◆ **Try it**: What is needed is every line of the data that includes the word "true". Please copy each one.

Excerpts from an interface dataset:
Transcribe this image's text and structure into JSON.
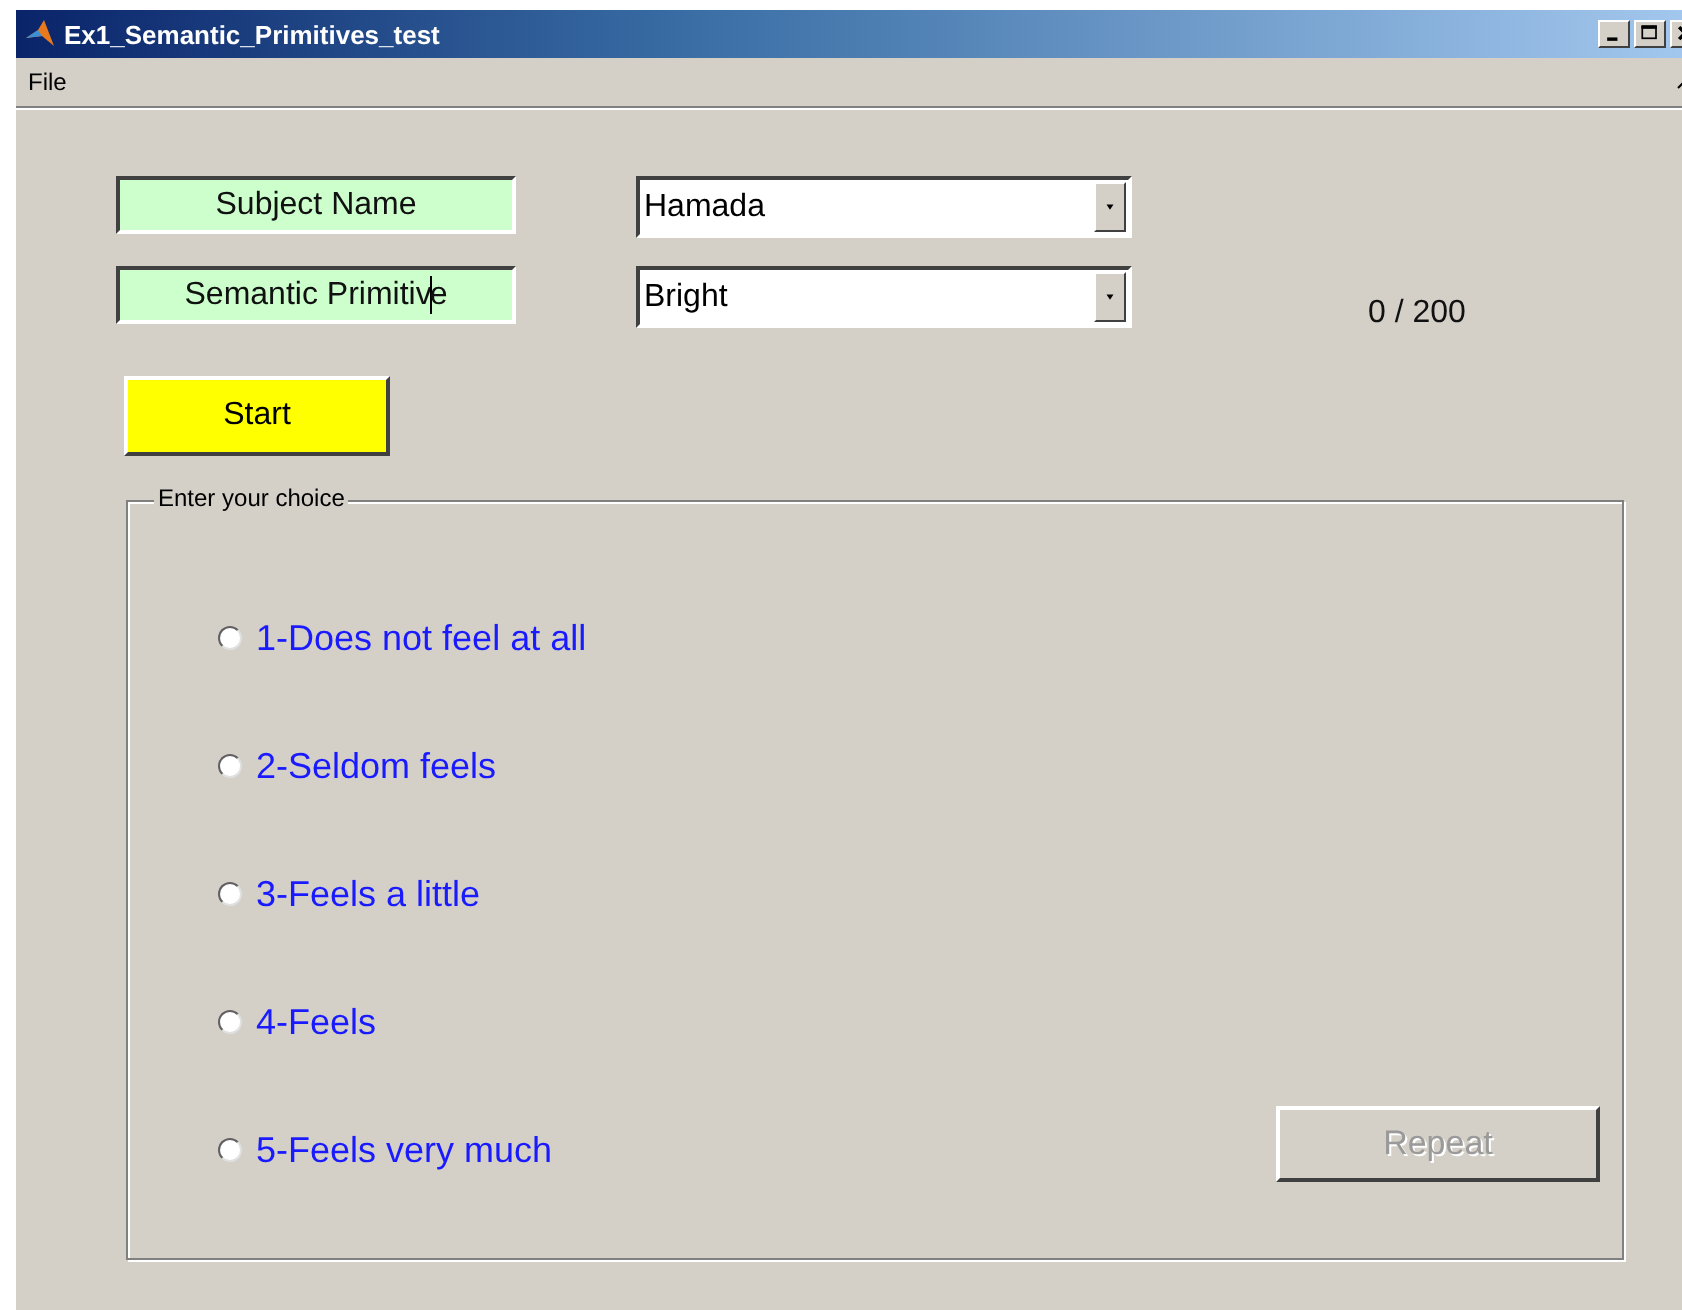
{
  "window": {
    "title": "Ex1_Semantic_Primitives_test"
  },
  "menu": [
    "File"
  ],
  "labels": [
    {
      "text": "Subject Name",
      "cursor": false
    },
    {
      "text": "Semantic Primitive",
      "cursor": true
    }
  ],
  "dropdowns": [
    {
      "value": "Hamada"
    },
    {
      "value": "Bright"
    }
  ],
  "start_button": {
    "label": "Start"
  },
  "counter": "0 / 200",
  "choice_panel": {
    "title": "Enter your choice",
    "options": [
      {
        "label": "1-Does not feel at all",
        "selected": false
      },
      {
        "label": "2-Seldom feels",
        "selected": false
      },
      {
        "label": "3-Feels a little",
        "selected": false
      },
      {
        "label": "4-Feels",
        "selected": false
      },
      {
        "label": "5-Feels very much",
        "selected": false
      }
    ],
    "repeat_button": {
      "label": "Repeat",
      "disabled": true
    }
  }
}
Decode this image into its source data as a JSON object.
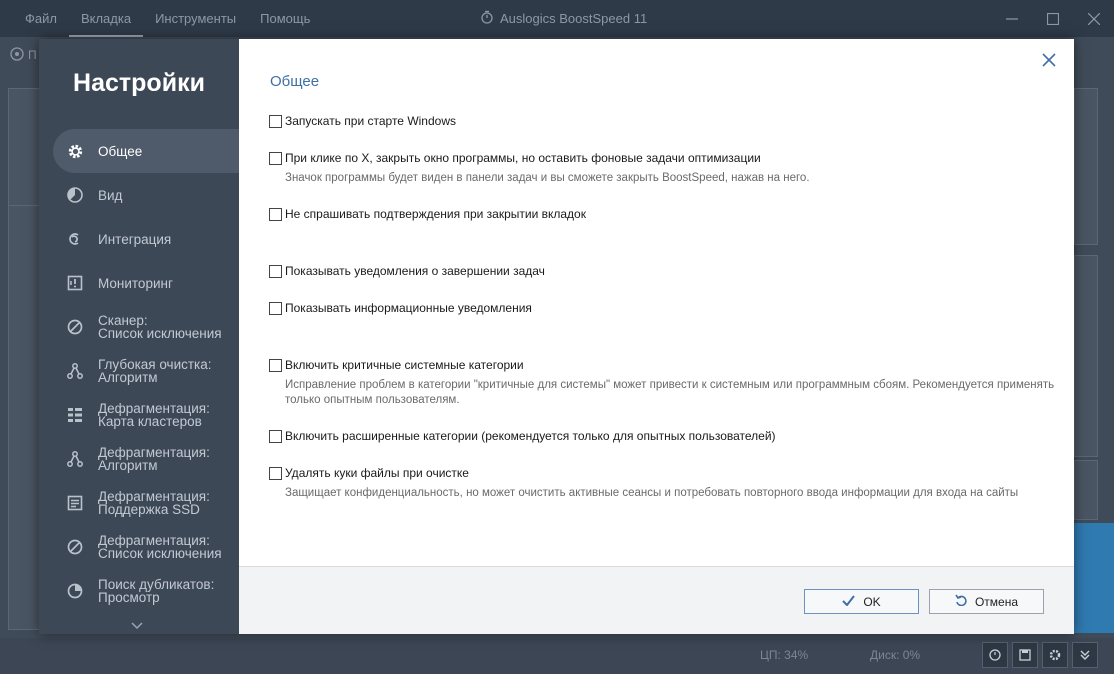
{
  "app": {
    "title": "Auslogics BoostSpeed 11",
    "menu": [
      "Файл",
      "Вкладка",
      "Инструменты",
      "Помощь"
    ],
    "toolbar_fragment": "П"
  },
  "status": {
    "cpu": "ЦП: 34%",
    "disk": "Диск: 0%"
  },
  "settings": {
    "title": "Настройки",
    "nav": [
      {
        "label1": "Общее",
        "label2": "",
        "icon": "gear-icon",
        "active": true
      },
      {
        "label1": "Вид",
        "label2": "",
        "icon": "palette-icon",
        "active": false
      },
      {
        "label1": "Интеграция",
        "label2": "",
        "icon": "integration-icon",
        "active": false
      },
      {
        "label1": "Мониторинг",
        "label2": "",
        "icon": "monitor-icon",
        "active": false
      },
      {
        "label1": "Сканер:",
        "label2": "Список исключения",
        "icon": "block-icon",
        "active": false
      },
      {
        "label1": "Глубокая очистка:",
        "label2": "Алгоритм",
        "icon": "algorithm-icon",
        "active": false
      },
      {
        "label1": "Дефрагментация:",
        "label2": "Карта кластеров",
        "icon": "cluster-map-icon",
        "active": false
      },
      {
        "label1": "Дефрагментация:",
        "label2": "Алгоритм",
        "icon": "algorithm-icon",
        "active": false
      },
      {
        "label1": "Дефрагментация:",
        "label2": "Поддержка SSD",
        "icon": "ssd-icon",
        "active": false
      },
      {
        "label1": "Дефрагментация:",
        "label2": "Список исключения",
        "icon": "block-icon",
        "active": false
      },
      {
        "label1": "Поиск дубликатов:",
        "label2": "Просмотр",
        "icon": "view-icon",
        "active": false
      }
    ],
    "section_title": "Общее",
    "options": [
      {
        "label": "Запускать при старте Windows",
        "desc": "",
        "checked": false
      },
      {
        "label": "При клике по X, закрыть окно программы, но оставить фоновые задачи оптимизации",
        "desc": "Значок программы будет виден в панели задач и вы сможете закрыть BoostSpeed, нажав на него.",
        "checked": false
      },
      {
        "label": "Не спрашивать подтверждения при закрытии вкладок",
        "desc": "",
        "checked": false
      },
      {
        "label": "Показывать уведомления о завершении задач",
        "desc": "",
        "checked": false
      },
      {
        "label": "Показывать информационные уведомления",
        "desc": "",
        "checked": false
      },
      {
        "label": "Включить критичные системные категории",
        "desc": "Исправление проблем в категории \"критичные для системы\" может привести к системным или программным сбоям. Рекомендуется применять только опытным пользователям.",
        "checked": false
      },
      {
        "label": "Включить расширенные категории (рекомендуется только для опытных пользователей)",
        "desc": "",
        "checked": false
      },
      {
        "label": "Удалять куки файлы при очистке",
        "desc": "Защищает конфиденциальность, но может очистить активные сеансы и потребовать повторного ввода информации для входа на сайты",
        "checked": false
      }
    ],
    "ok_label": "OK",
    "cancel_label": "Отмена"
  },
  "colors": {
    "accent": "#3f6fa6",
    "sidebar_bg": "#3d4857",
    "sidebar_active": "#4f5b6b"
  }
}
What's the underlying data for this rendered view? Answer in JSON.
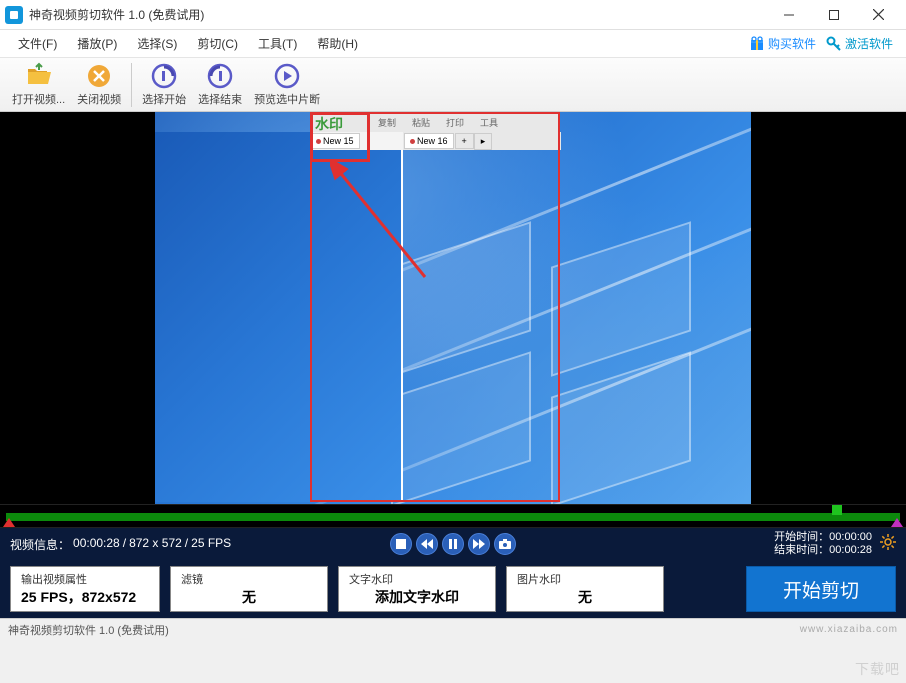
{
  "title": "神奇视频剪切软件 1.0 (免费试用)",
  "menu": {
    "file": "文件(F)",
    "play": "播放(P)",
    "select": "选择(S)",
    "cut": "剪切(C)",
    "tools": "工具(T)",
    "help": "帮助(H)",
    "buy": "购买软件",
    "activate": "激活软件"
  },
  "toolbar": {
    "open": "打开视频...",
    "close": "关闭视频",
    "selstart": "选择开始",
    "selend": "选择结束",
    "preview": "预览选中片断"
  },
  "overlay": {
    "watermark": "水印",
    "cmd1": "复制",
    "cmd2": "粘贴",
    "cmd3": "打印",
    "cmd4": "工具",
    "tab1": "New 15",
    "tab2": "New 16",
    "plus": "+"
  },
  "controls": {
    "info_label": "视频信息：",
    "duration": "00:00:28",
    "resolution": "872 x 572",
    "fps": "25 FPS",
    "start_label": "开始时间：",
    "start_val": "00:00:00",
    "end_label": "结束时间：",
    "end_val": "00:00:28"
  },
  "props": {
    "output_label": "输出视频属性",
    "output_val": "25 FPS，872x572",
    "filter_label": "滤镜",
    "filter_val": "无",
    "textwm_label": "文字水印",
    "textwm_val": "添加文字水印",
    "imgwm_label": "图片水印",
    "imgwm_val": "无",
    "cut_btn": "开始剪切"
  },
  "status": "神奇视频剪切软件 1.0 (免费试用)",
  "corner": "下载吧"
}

◆ **Solution for this exercise**:
      "cursor": true
      "disabled": true
        "active": true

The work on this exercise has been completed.